If you want to invest in your tasting room because it is where you can gain higher margin sales, let us be your tasting room on the road. We can increase your depletions, educate current and future customers to your portfolio and expand your wine club membership.
When we engage a vineyard as a client, it is important to set up rules of engagement. It is important to make sure that the winery has as good an experience with us that their customer is having with their wine.
Here are a few bulleted items that will need to be discussed and agreed upon:
Integrity: You must know any customer we are engaged with and approve of any additional customer engagement. We cannot represent a vineyard from the same region or a like producer that questions who we are working for. It is important not to have any conflict of interest.
The Problem: Let us look at what area of the sales cycle is not performing well. Does this problem have a history? Are their multiple ways to solve with tastings, customer education, brand building, market expansion, etc.

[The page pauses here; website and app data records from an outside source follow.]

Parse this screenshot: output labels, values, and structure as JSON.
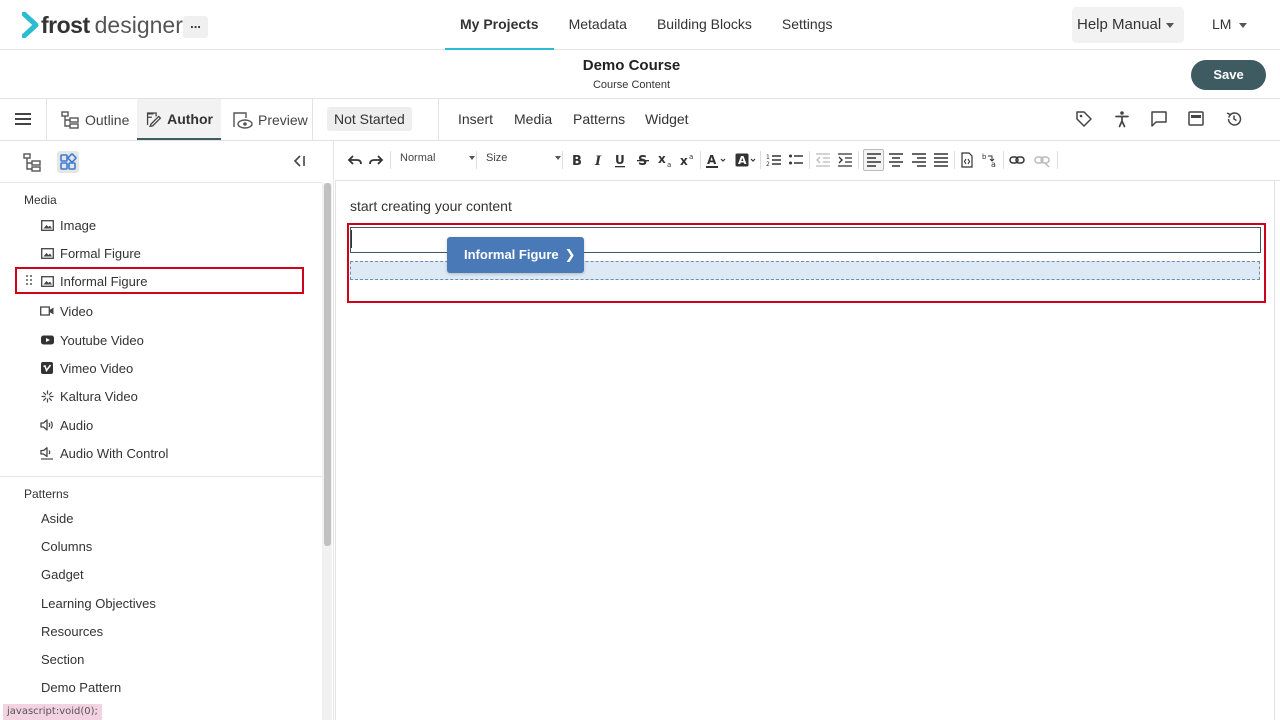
{
  "brand": {
    "name_bold": "frost",
    "name_light": "designer",
    "accent": "#2bbcd2"
  },
  "nav": {
    "more_label": "...",
    "tabs": [
      "My Projects",
      "Metadata",
      "Building Blocks",
      "Settings"
    ],
    "help_label": "Help Manual",
    "user_label": "LM"
  },
  "course": {
    "title": "Demo Course",
    "subtitle": "Course Content",
    "save_label": "Save"
  },
  "modes": {
    "outline": "Outline",
    "author": "Author",
    "preview": "Preview",
    "status": "Not Started"
  },
  "menu": [
    "Insert",
    "Media",
    "Patterns",
    "Widget"
  ],
  "right_icons": [
    "tag-icon",
    "accessibility-icon",
    "comment-icon",
    "window-icon",
    "history-icon"
  ],
  "toolbar": {
    "format": "Normal",
    "size": "Size"
  },
  "sidebar": {
    "media_heading": "Media",
    "media_items": [
      {
        "label": "Image",
        "icon": "image-icon"
      },
      {
        "label": "Formal Figure",
        "icon": "image-icon"
      },
      {
        "label": "Informal Figure",
        "icon": "image-icon"
      },
      {
        "label": "Video",
        "icon": "video-icon"
      },
      {
        "label": "Youtube Video",
        "icon": "youtube-icon"
      },
      {
        "label": "Vimeo Video",
        "icon": "vimeo-icon"
      },
      {
        "label": "Kaltura Video",
        "icon": "kaltura-icon"
      },
      {
        "label": "Audio",
        "icon": "audio-icon"
      },
      {
        "label": "Audio With Control",
        "icon": "audio-control-icon"
      }
    ],
    "patterns_heading": "Patterns",
    "pattern_items": [
      "Aside",
      "Columns",
      "Gadget",
      "Learning Objectives",
      "Resources",
      "Section",
      "Demo Pattern"
    ]
  },
  "editor": {
    "placeholder": "start creating your content",
    "drag_chip": "Informal Figure"
  },
  "statusbar": "javascript:void(0);",
  "colors": {
    "highlight": "#d0021b",
    "save_bg": "#3d5b61",
    "chip_bg": "#4a79b8"
  }
}
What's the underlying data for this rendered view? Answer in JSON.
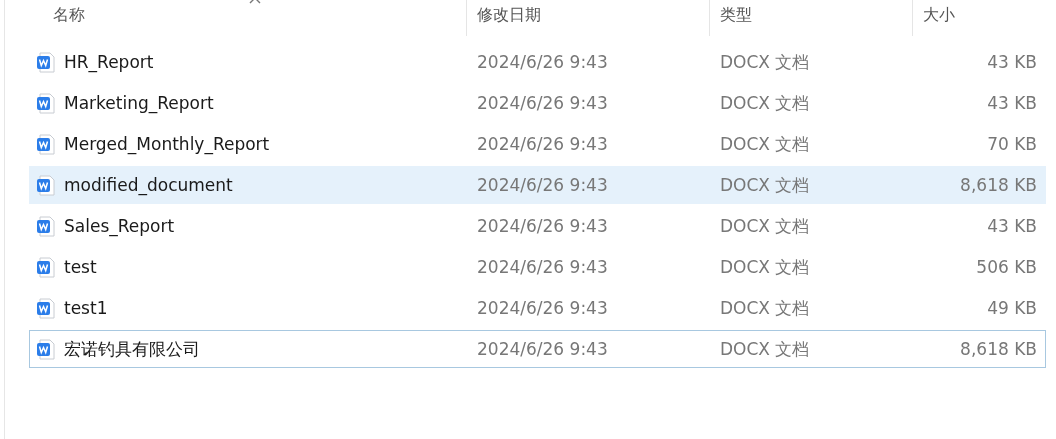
{
  "table": {
    "columns": [
      {
        "label": "名称",
        "sorted": true
      },
      {
        "label": "修改日期",
        "sorted": false
      },
      {
        "label": "类型",
        "sorted": false
      },
      {
        "label": "大小",
        "sorted": false
      }
    ],
    "rows": [
      {
        "name": "HR_Report",
        "modified": "2024/6/26 9:43",
        "type": "DOCX 文档",
        "size": "43 KB",
        "selected": false,
        "focused": false
      },
      {
        "name": "Marketing_Report",
        "modified": "2024/6/26 9:43",
        "type": "DOCX 文档",
        "size": "43 KB",
        "selected": false,
        "focused": false
      },
      {
        "name": "Merged_Monthly_Report",
        "modified": "2024/6/26 9:43",
        "type": "DOCX 文档",
        "size": "70 KB",
        "selected": false,
        "focused": false
      },
      {
        "name": "modified_document",
        "modified": "2024/6/26 9:43",
        "type": "DOCX 文档",
        "size": "8,618 KB",
        "selected": true,
        "focused": false
      },
      {
        "name": "Sales_Report",
        "modified": "2024/6/26 9:43",
        "type": "DOCX 文档",
        "size": "43 KB",
        "selected": false,
        "focused": false
      },
      {
        "name": "test",
        "modified": "2024/6/26 9:43",
        "type": "DOCX 文档",
        "size": "506 KB",
        "selected": false,
        "focused": false
      },
      {
        "name": "test1",
        "modified": "2024/6/26 9:43",
        "type": "DOCX 文档",
        "size": "49 KB",
        "selected": false,
        "focused": false
      },
      {
        "name": "宏诺钓具有限公司",
        "modified": "2024/6/26 9:43",
        "type": "DOCX 文档",
        "size": "8,618 KB",
        "selected": false,
        "focused": true
      }
    ]
  }
}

Can we look at sales by product, email database, wine club membership, marketing materials, electronic marketing, or any other source of promotion.

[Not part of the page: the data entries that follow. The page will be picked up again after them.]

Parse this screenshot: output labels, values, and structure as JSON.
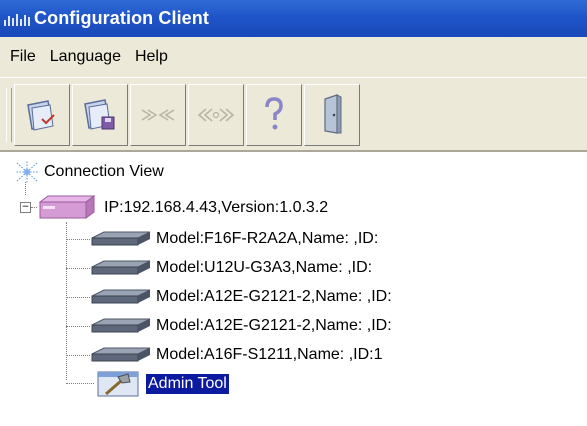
{
  "window": {
    "title": "Configuration Client"
  },
  "menu": [
    "File",
    "Language",
    "Help"
  ],
  "toolbar": {
    "buttons": [
      {
        "icon": "folder-open-icon",
        "enabled": true
      },
      {
        "icon": "folder-save-icon",
        "enabled": true
      },
      {
        "icon": "disconnect-icon",
        "enabled": false
      },
      {
        "icon": "connect-icon",
        "enabled": false
      },
      {
        "icon": "help-icon",
        "enabled": true
      },
      {
        "icon": "exit-door-icon",
        "enabled": true
      }
    ]
  },
  "tree": {
    "root": "Connection View",
    "controller": "IP:192.168.4.43,Version:1.0.3.2",
    "modules": [
      "Model:F16F-R2A2A,Name: ,ID:",
      "Model:U12U-G3A3,Name: ,ID:",
      "Model:A12E-G2121-2,Name: ,ID:",
      "Model:A12E-G2121-2,Name: ,ID:",
      "Model:A16F-S1211,Name: ,ID:1"
    ],
    "admin_tool": "Admin Tool",
    "selected": "Admin Tool"
  },
  "colors": {
    "title_bar": "#1f55c9",
    "selection": "#0b1a9e",
    "chrome": "#ece9d8"
  }
}
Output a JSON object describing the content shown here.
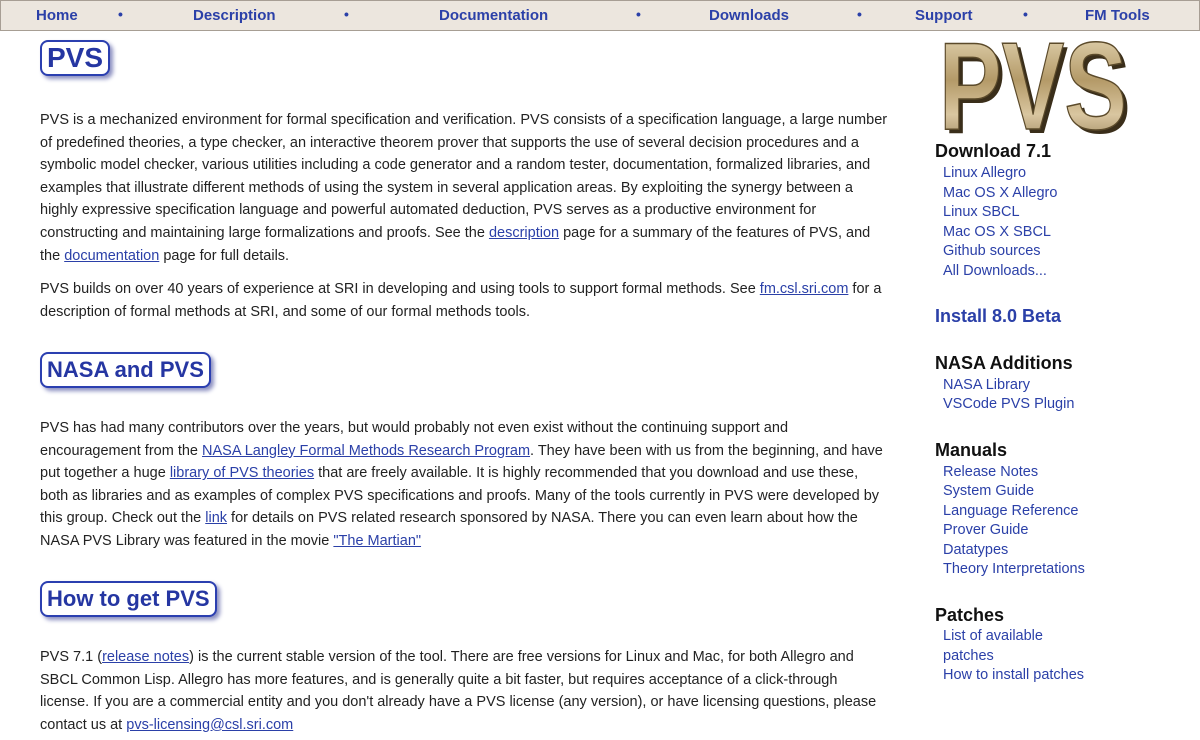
{
  "nav": {
    "items": [
      "Home",
      "Description",
      "Documentation",
      "Downloads",
      "Support",
      "FM Tools"
    ],
    "separator": "•"
  },
  "main": {
    "section1": {
      "heading": "PVS",
      "p1": {
        "t1": "PVS is a mechanized environment for formal specification and verification. PVS consists of a specification language, a large number of predefined theories, a type checker, an interactive theorem prover that supports the use of several decision procedures and a symbolic model checker, various utilities including a code generator and a random tester, documentation, formalized libraries, and examples that illustrate different methods of using the system in several application areas. By exploiting the synergy between a highly expressive specification language and powerful automated deduction, PVS serves as a productive environment for constructing and maintaining large formalizations and proofs. See the ",
        "link1": "description",
        "t2": " page for a summary of the features of PVS, and the ",
        "link2": "documentation",
        "t3": " page for full details."
      },
      "p2": {
        "t1": "PVS builds on over 40 years of experience at SRI in developing and using tools to support formal methods. See ",
        "link1": "fm.csl.sri.com",
        "t2": " for a description of formal methods at SRI, and some of our formal methods tools."
      }
    },
    "section2": {
      "heading": "NASA and PVS",
      "p1": {
        "t1": "PVS has had many contributors over the years, but would probably not even exist without the continuing support and encouragement from the ",
        "link1": "NASA Langley Formal Methods Research Program",
        "t2": ". They have been with us from the beginning, and have put together a huge ",
        "link2": "library of PVS theories",
        "t3": " that are freely available. It is highly recommended that you download and use these, both as libraries and as examples of complex PVS specifications and proofs. Many of the tools currently in PVS were developed by this group. Check out the ",
        "link3": "link",
        "t4": " for details on PVS related research sponsored by NASA. There you can even learn about how the NASA PVS Library was featured in the movie ",
        "link4": "\"The Martian\""
      }
    },
    "section3": {
      "heading": "How to get PVS",
      "p1": {
        "t1": "PVS 7.1 (",
        "link1": "release notes",
        "t2": ") is the current stable version of the tool. There are free versions for Linux and Mac, for both Allegro and SBCL Common Lisp. Allegro has more features, and is generally quite a bit faster, but requires acceptance of a click-through license. If you are a commercial entity and you don't already have a PVS license (any version), or have licensing questions, please contact us at ",
        "link2": "pvs-licensing@csl.sri.com"
      }
    }
  },
  "sidebar": {
    "logo_text": "PVS",
    "download": {
      "heading": "Download 7.1",
      "links": [
        "Linux Allegro",
        "Mac OS X Allegro",
        "Linux SBCL",
        "Mac OS X SBCL",
        "Github sources",
        "All Downloads..."
      ]
    },
    "install_beta": "Install 8.0 Beta",
    "nasa": {
      "heading": "NASA Additions",
      "links": [
        "NASA Library",
        "VSCode PVS Plugin"
      ]
    },
    "manuals": {
      "heading": "Manuals",
      "links": [
        "Release Notes",
        "System Guide",
        "Language Reference",
        "Prover Guide",
        "Datatypes",
        "Theory Interpretations"
      ]
    },
    "patches": {
      "heading": "Patches",
      "links": [
        "List of available",
        "patches",
        "How to install patches"
      ]
    }
  },
  "colors": {
    "nav_bg": "#ece6de",
    "link": "#2b40a8",
    "heading_border": "#2b3fb0",
    "logo_gold": "#b8a070"
  }
}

Timeline: If we are to meet realistic expectations, we should define the length of time to accomplish or measure and how much time is expected to be spent on the defined project.
Goal: A goal must be able to be measured. This can be in percentage increase in sales, bottle depletion or any specific measurement needed.

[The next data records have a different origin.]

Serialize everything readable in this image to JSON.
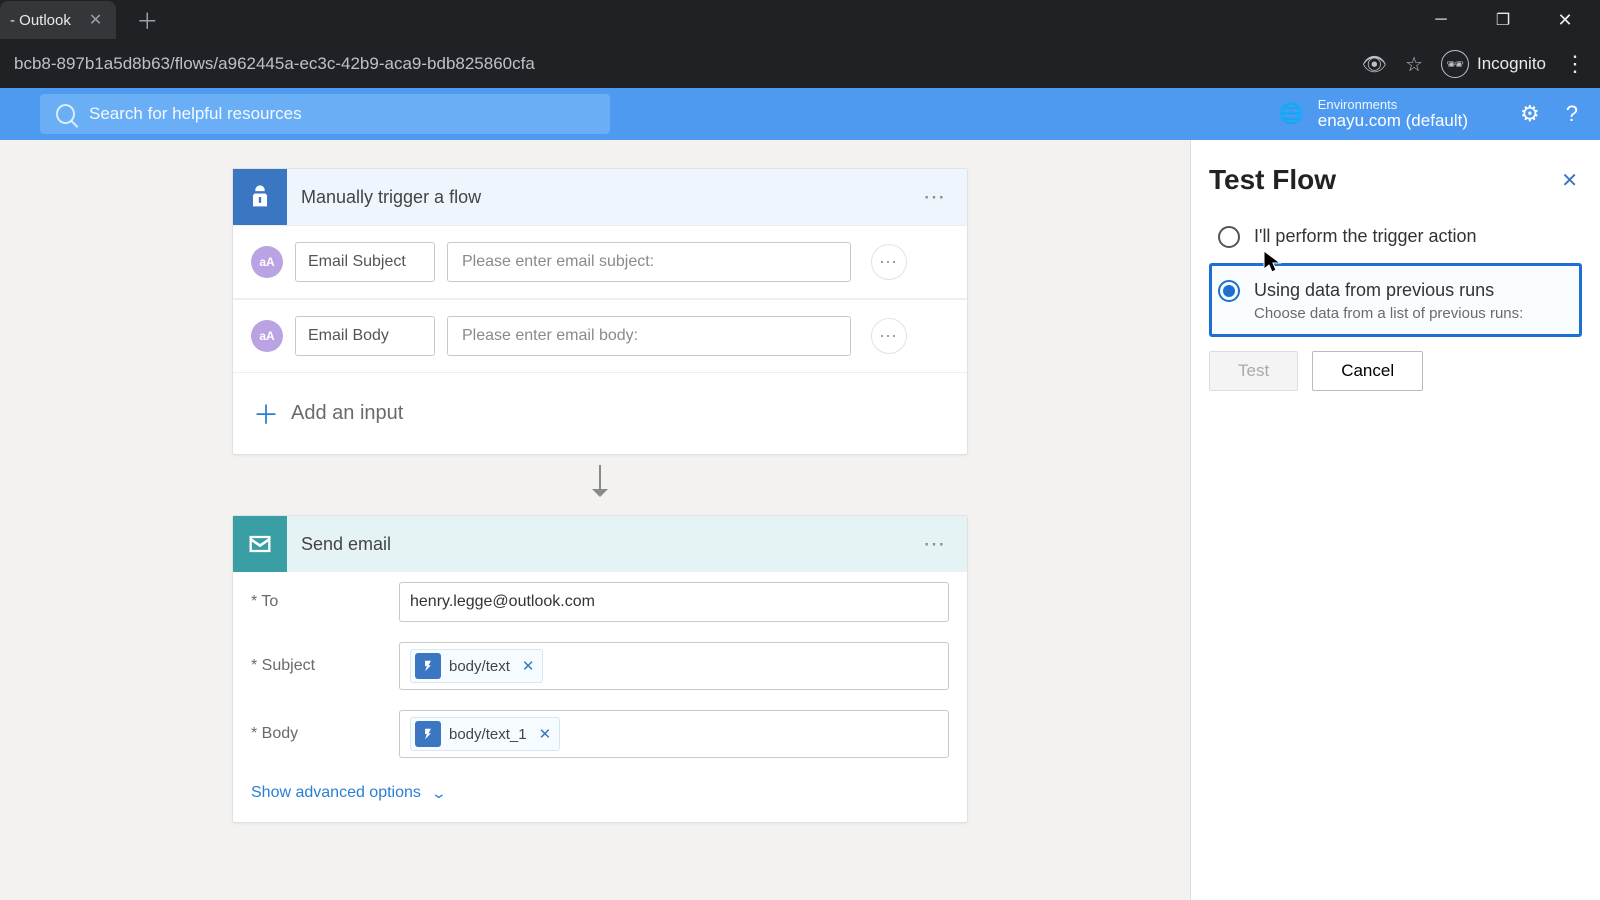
{
  "browser": {
    "tab_title": "- Outlook",
    "url_fragment": "bcb8-897b1a5d8b63/flows/a962445a-ec3c-42b9-aca9-bdb825860cfa",
    "incognito_label": "Incognito"
  },
  "header": {
    "search_placeholder": "Search for helpful resources",
    "env_label": "Environments",
    "env_value": "enayu.com (default)",
    "close_tooltip": "Close"
  },
  "trigger_card": {
    "title": "Manually trigger a flow",
    "params": [
      {
        "badge": "aA",
        "name": "Email Subject",
        "placeholder": "Please enter email subject:"
      },
      {
        "badge": "aA",
        "name": "Email Body",
        "placeholder": "Please enter email body:"
      }
    ],
    "add_input_label": "Add an input"
  },
  "action_card": {
    "title": "Send email",
    "rows": {
      "to": {
        "label": "* To",
        "value": "henry.legge@outlook.com"
      },
      "subject": {
        "label": "* Subject",
        "token": "body/text"
      },
      "body": {
        "label": "* Body",
        "token": "body/text_1"
      }
    },
    "advanced_label": "Show advanced options"
  },
  "panel": {
    "title": "Test Flow",
    "opt_manual": "I'll perform the trigger action",
    "opt_previous": "Using data from previous runs",
    "opt_previous_sub": "Choose data from a list of previous runs:",
    "btn_test": "Test",
    "btn_cancel": "Cancel"
  }
}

Support: We need to identify who will help in providing marketing materials, bottles for tasting, or any other specific need from the vineyard, distributor or any other partner.
Audience: Let’s look at the current customer’s and let’s understand who we are communicating to and what the geographical boundaries are for the project.
The Villains of Small Production Wine
Big Production Wine
The strength in numbers works in mysterious ways. If you are the giant in the room, you control the market because of production and money. If you are the small guy, you will have to have something very special to survive. Big wine controls the distribution pipeline. A distributor makes more money handling one big giant than many smaller vineyards together. They are buying up the small and reducing competition. They control the number of spaces on shelves in stores. Also, the more you produce, the more you source, the less the quality.
The number of distributors is continuing to become smaller through consolidation and merger. This makes the pipeline smaller and limits the number of available wines. Small wineries are being squeezed out. Those who have distributor representation are not being supported well enough or their portfolio being understood. Minimal commitment to education and tasting.
The archaic laws are being controlled by the state liquor lobbies and the contributions to the political purses of state legislators. The 3 tier system is broke and the government is allowing the distributors and lobbyist to dictate the rules with consequences to the consumer.